§ **Work instruction**
Each record below should be reproduced as it is written, with pictures left out entirely.

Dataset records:
★ ★ ★ ★
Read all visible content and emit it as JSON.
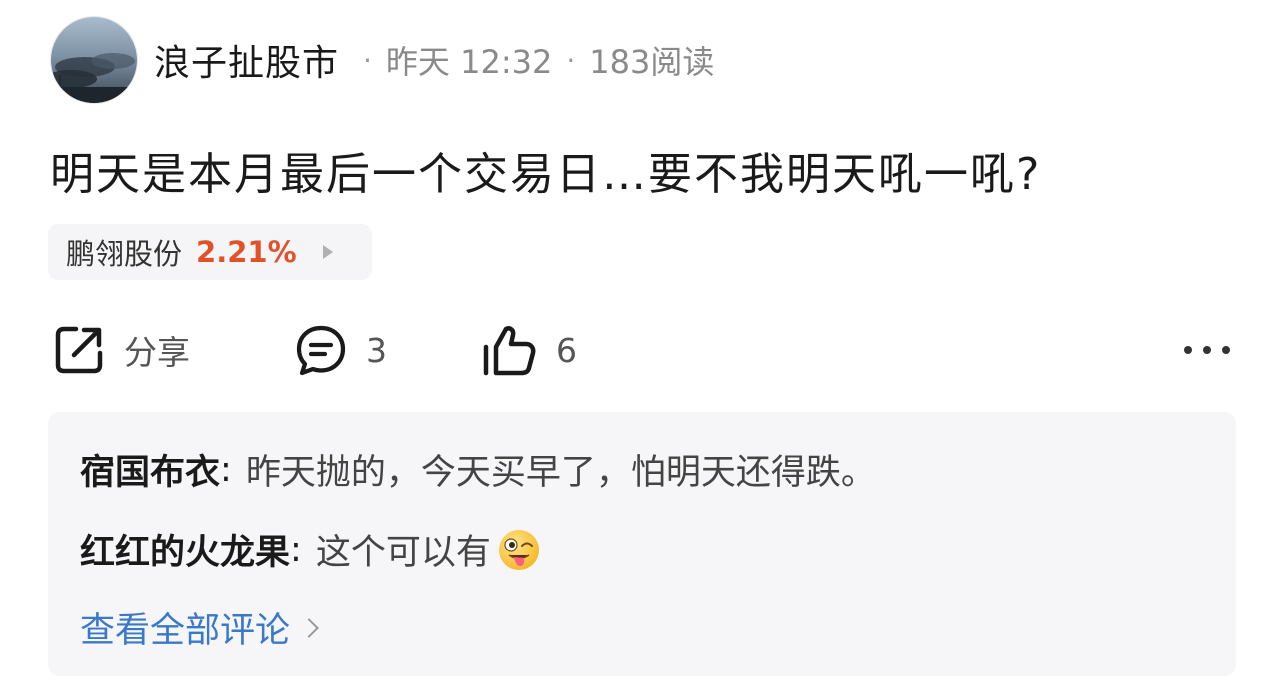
{
  "post": {
    "author": "浪子扯股市",
    "time": "昨天 12:32",
    "reads": "183阅读",
    "separator": "·",
    "text": "明天是本月最后一个交易日…要不我明天吼一吼?"
  },
  "stock": {
    "name": "鹏翎股份",
    "change": "2.21%",
    "change_color": "#e0522a"
  },
  "actions": {
    "share_label": "分享",
    "comment_count": "3",
    "like_count": "6",
    "icons": [
      "share-icon",
      "comment-icon",
      "like-icon",
      "more-icon"
    ]
  },
  "comments": {
    "items": [
      {
        "user": "宿国布衣",
        "separator": ":",
        "text": "昨天抛的，今天买早了，怕明天还得跌。"
      },
      {
        "user": "红红的火龙果",
        "separator": ":",
        "text": "这个可以有",
        "emoji": "winking-tongue-emoji"
      }
    ],
    "view_all": "查看全部评论",
    "link_color": "#3a78c9"
  }
}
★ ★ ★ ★
§ **Solution for this exercise**
Read all visible content and emit it as JSON.
{
  "post": {
    "author": "浪子扯股市",
    "time": "昨天 12:32",
    "reads": "183阅读",
    "separator": "·",
    "text": "明天是本月最后一个交易日…要不我明天吼一吼?"
  },
  "stock": {
    "name": "鹏翎股份",
    "change": "2.21%",
    "change_color": "#e0522a"
  },
  "actions": {
    "share_label": "分享",
    "comment_count": "3",
    "like_count": "6",
    "icons": [
      "share-icon",
      "comment-icon",
      "like-icon",
      "more-icon"
    ]
  },
  "comments": {
    "items": [
      {
        "user": "宿国布衣",
        "separator": ":",
        "text": "昨天抛的，今天买早了，怕明天还得跌。"
      },
      {
        "user": "红红的火龙果",
        "separator": ":",
        "text": "这个可以有",
        "emoji": "winking-tongue-emoji"
      }
    ],
    "view_all": "查看全部评论",
    "link_color": "#3a78c9"
  }
}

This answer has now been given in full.